◆ Exercise description ◆
Please restate the data that follows word for word, with the pictures left out.

◆ Task data ◆
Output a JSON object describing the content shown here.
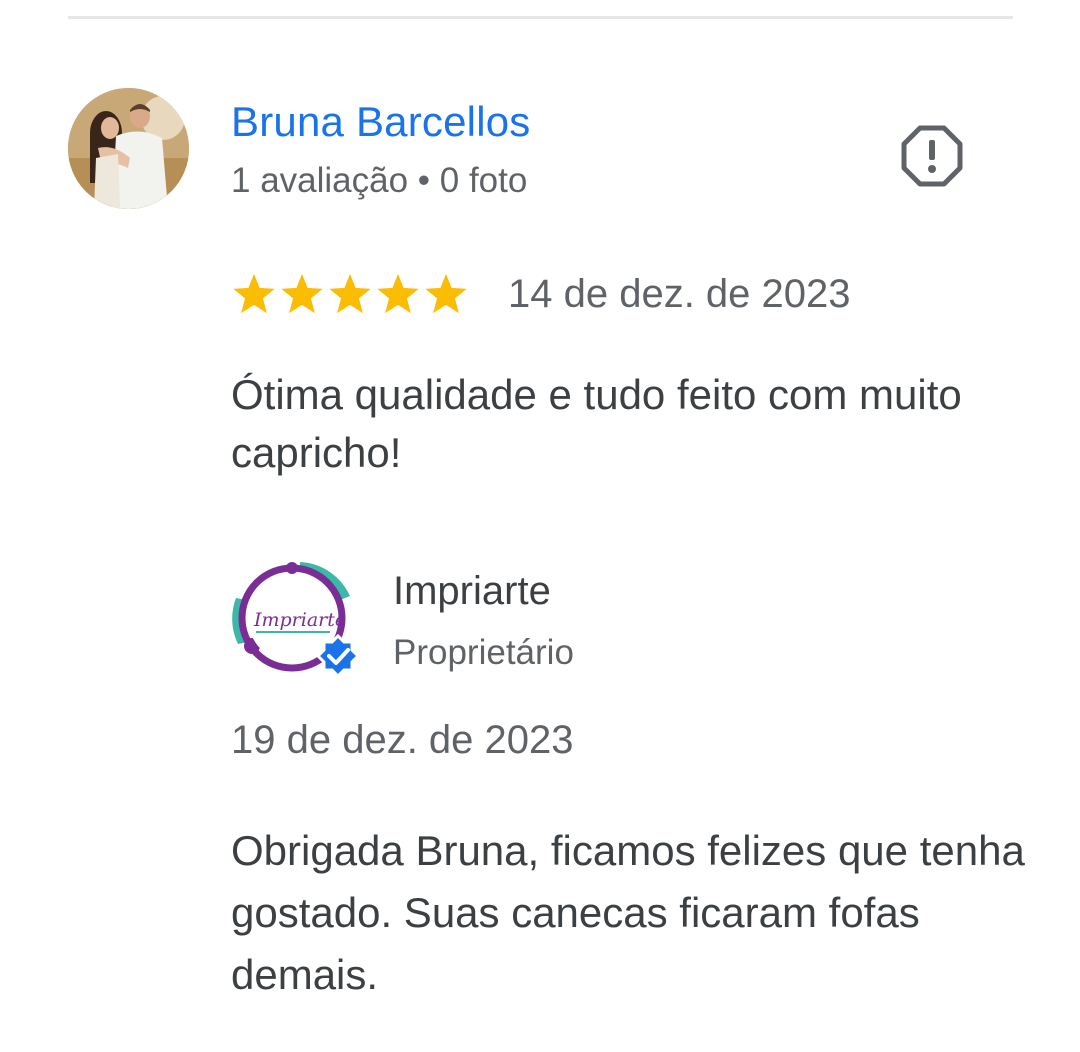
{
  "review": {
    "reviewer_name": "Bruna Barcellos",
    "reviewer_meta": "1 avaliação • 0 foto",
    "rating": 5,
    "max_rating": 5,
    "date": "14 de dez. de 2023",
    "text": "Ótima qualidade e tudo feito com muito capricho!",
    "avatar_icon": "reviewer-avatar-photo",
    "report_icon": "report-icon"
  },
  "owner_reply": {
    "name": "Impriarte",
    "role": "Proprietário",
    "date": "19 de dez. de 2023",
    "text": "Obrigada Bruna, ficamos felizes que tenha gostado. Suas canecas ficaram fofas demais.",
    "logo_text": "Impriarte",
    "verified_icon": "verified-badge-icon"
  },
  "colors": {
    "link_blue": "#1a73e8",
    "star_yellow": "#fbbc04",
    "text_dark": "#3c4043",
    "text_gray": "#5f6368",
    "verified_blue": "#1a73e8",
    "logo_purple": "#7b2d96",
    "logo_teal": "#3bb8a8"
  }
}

◆ Task output ◆
Output a JSON object describing the content shown here.
{
  "review": {
    "reviewer_name": "Bruna Barcellos",
    "reviewer_meta": "1 avaliação • 0 foto",
    "rating": 5,
    "max_rating": 5,
    "date": "14 de dez. de 2023",
    "text": "Ótima qualidade e tudo feito com muito capricho!",
    "avatar_icon": "reviewer-avatar-photo",
    "report_icon": "report-icon"
  },
  "owner_reply": {
    "name": "Impriarte",
    "role": "Proprietário",
    "date": "19 de dez. de 2023",
    "text": "Obrigada Bruna, ficamos felizes que tenha gostado. Suas canecas ficaram fofas demais.",
    "logo_text": "Impriarte",
    "verified_icon": "verified-badge-icon"
  },
  "colors": {
    "link_blue": "#1a73e8",
    "star_yellow": "#fbbc04",
    "text_dark": "#3c4043",
    "text_gray": "#5f6368",
    "verified_blue": "#1a73e8",
    "logo_purple": "#7b2d96",
    "logo_teal": "#3bb8a8"
  }
}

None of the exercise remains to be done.